■ ASSIGNMENT
Wherever the word "Kontrolle" shows up in the data, report the line it sits in.

- - -

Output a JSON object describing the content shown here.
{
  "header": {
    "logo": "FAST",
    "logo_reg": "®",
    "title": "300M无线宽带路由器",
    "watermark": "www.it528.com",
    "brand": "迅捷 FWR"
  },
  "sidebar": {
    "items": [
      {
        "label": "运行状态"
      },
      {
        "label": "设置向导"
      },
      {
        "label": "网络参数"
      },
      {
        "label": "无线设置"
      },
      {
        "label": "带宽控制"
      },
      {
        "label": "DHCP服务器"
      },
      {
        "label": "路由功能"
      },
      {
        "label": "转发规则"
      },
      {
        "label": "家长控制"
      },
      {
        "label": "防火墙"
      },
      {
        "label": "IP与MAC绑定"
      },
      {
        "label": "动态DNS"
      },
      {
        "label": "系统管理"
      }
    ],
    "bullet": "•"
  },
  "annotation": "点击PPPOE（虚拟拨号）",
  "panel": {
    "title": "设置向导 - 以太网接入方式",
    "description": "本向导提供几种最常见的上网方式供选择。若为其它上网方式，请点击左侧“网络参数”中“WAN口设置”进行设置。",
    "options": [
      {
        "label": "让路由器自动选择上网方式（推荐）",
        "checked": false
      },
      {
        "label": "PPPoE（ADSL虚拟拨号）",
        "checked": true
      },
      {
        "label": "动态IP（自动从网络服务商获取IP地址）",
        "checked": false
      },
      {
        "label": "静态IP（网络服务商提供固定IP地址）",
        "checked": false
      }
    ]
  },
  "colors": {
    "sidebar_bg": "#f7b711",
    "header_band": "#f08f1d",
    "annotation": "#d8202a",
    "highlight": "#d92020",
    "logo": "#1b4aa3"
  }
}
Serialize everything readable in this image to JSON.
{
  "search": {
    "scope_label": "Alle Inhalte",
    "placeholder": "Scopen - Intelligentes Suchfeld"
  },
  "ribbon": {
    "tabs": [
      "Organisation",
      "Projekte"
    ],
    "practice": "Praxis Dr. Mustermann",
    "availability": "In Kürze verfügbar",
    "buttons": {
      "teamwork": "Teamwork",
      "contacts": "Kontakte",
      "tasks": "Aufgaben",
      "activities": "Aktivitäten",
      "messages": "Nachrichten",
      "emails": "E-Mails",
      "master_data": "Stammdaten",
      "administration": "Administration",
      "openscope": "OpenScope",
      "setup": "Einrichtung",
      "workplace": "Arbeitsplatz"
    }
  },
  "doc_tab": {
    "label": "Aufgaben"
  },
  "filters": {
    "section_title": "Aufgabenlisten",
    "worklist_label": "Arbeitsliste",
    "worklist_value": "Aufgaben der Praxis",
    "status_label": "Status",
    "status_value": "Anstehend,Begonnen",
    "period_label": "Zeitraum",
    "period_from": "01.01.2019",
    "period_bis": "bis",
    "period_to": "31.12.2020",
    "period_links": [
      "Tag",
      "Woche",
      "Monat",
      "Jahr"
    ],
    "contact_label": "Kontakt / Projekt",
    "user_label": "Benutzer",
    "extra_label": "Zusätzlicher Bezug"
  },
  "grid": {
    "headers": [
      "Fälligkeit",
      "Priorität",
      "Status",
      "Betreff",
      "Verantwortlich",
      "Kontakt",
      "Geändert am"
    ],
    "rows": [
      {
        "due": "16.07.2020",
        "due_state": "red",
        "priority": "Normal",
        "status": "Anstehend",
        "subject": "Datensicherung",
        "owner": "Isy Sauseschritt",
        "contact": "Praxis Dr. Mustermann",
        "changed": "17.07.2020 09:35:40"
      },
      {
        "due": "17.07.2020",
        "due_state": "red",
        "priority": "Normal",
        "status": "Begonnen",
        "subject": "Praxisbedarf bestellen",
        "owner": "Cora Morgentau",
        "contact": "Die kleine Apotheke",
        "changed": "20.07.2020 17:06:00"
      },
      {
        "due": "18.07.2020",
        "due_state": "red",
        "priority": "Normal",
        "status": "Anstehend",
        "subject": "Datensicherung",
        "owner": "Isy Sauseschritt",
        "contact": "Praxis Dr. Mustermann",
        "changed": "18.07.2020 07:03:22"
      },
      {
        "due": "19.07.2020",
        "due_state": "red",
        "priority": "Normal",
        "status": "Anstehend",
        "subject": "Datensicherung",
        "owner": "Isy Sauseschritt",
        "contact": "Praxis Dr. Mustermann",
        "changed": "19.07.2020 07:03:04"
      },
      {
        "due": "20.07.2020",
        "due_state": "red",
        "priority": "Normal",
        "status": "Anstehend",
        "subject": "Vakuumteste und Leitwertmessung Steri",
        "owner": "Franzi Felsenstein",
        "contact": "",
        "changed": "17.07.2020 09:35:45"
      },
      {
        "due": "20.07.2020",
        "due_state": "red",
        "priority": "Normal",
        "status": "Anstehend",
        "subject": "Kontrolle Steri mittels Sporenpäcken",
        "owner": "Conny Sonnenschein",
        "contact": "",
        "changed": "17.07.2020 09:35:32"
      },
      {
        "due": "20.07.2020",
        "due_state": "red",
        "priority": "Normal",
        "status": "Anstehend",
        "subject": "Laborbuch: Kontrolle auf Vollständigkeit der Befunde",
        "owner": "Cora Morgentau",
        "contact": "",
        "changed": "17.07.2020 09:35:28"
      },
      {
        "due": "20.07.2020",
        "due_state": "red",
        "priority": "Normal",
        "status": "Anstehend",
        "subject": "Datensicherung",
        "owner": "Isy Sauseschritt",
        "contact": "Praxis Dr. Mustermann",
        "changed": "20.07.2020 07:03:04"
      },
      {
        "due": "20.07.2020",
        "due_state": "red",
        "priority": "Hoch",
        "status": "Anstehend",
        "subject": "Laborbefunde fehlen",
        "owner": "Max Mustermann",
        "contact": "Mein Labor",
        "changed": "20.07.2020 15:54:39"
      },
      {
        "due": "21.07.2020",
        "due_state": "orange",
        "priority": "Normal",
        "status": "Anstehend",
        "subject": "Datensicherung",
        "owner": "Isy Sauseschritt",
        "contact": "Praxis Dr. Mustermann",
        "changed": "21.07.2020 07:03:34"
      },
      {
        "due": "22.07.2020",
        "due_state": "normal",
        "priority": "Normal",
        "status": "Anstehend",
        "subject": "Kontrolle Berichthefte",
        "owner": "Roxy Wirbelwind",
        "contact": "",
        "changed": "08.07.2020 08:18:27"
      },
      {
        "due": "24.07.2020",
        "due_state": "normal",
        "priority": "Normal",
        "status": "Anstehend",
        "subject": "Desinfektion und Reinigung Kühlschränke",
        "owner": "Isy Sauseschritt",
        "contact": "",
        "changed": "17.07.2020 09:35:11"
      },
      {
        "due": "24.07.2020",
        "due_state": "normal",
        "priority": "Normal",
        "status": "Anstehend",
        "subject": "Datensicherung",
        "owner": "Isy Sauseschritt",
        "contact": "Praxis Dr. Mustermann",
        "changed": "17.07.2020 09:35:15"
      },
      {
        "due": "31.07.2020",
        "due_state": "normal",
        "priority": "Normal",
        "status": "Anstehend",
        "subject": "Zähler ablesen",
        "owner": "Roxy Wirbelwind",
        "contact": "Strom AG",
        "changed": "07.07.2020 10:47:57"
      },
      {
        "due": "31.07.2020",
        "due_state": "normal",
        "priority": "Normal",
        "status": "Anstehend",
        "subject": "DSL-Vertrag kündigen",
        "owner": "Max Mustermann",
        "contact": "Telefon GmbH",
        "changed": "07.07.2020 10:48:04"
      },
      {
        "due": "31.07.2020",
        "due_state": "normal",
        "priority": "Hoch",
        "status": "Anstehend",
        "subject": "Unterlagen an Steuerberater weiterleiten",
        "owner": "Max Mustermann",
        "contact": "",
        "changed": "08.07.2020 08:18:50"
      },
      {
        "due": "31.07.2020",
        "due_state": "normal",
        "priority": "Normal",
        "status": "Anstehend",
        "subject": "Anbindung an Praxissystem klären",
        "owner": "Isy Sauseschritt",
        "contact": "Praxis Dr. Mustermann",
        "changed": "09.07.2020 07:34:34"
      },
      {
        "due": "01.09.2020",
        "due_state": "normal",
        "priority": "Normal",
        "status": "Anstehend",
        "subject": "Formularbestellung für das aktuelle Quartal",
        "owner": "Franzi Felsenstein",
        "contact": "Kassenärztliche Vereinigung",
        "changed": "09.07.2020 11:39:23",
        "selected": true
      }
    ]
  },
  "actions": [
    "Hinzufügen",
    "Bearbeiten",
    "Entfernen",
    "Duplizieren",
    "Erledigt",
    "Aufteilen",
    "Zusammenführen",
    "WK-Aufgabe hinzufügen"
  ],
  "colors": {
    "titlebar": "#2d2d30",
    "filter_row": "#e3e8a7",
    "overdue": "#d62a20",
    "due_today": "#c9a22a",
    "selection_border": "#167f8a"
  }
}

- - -

■ WRITTEN SOLUTION
        "subject": "Kontrolle Steri mittels Sporenpäcken",
        "subject": "Laborbuch: Kontrolle auf Vollständigkeit der Befunde",
        "subject": "Kontrolle Berichthefte",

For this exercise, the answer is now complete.